Micro -mini roses are just that. Some are small enough to be planted in a small teacup. These dainty roses hold all of the charm and beauty of their larger relatives, but in a tiny size, perfect for indoor planting and display.
Climbing roses are very vigorous roses that grow to great heights. They are beautiful trained on a trellis, or they can be used without support as groundcover.There are three general types:
- Large flowered climbers have stiff canes and usually have good repeat bloom. They can range in size from 8-20 feet. The blooms come in many colors and can have blooms singularly or in clusters.
- The rambler roses are usually older roses that have one main bloom per year, usually in the spring or early summer. Blooms tend to be small and come in large clusters. The canes are more pliable and therefore they are perfect for training on pillars, pergolas, and trellises.
- The sports of hybrid teas, floribundas, and other classes of roses resemble their bush counterpart except that they climb. These usually have a prolific spring bloom, followed by scattered blooms later in the late summer or fall.
Old Garden Roses
Old garden roses are often called antique or heirloom roses. They consist of rose classes that existed before 1867, the date of the first hybrid tea. The classes include:

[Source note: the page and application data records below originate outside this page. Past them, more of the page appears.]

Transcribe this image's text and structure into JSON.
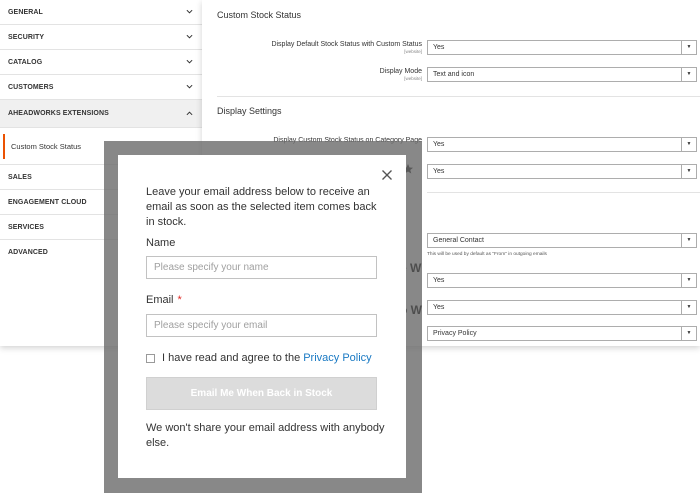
{
  "sidebar": {
    "items": [
      {
        "label": "GENERAL"
      },
      {
        "label": "SECURITY"
      },
      {
        "label": "CATALOG"
      },
      {
        "label": "CUSTOMERS"
      },
      {
        "label": "AHEADWORKS EXTENSIONS"
      }
    ],
    "sub_item": "Custom Stock Status",
    "items_after": [
      {
        "label": "SALES"
      },
      {
        "label": "ENGAGEMENT CLOUD"
      },
      {
        "label": "SERVICES"
      },
      {
        "label": "ADVANCED"
      }
    ]
  },
  "main": {
    "section1_title": "Custom Stock Status",
    "row1": {
      "label": "Display Default Stock Status with Custom Status",
      "scope": "[website]",
      "value": "Yes"
    },
    "row2": {
      "label": "Display Mode",
      "scope": "[website]",
      "value": "Text and icon"
    },
    "section2_title": "Display Settings",
    "row3": {
      "label": "Display Custom Stock Status on Category Page",
      "value": "Yes"
    },
    "row4": {
      "value": "Yes"
    },
    "row5": {
      "value": "General Contact",
      "hint": "This will be used by default as \"From\" in outgoing emails"
    },
    "row6": {
      "value": "Yes"
    },
    "row7": {
      "value": "Yes"
    },
    "row8": {
      "value": "Privacy Policy"
    }
  },
  "overlay": {
    "ghost1": "e W",
    "ghost2": "o W"
  },
  "modal": {
    "intro": "Leave your email address below to receive an email as soon as the selected item comes back in stock.",
    "name_label": "Name",
    "name_placeholder": "Please specify your name",
    "email_label": "Email",
    "email_required": "*",
    "email_placeholder": "Please specify your email",
    "agree_text": "I have read and agree to the",
    "agree_link": "Privacy Policy",
    "submit_label": "Email Me When Back in Stock",
    "footnote": "We won't share your email address with anybody else."
  },
  "colors": {
    "accent": "#eb5202",
    "link": "#1979c3",
    "required": "#e02b27",
    "button_disabled": "#dcdcdc"
  }
}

- Species, or wild roses
- Many others
They come in hundreds of growth and bloom patterns, and thousands of colors. They can range from 1 foot to over 50 feet in height. Many of these roses have excellent repeat bloom.
Of all the rose types, the heirlooms are usually the most intensely scented, and hardy. They often have a good resistance to diseases like black spot and mildew.
The polyantha rose tends to be low growing and shrub-like. The numerous blooms are clustered along the tops of the branches. These rose types bloom profusely for a long season, and are very hardy and disease resistant. They make good foundation plantings, used as you would a shrub.
Pictorial Examples of Roses
Growing and enjoying beautiful roses is a relaxing hobby, and a great way to beautify your landscape. By familiarizing yourself with the different types of roses you can create the best plan for your garden type, micro-climate, and style.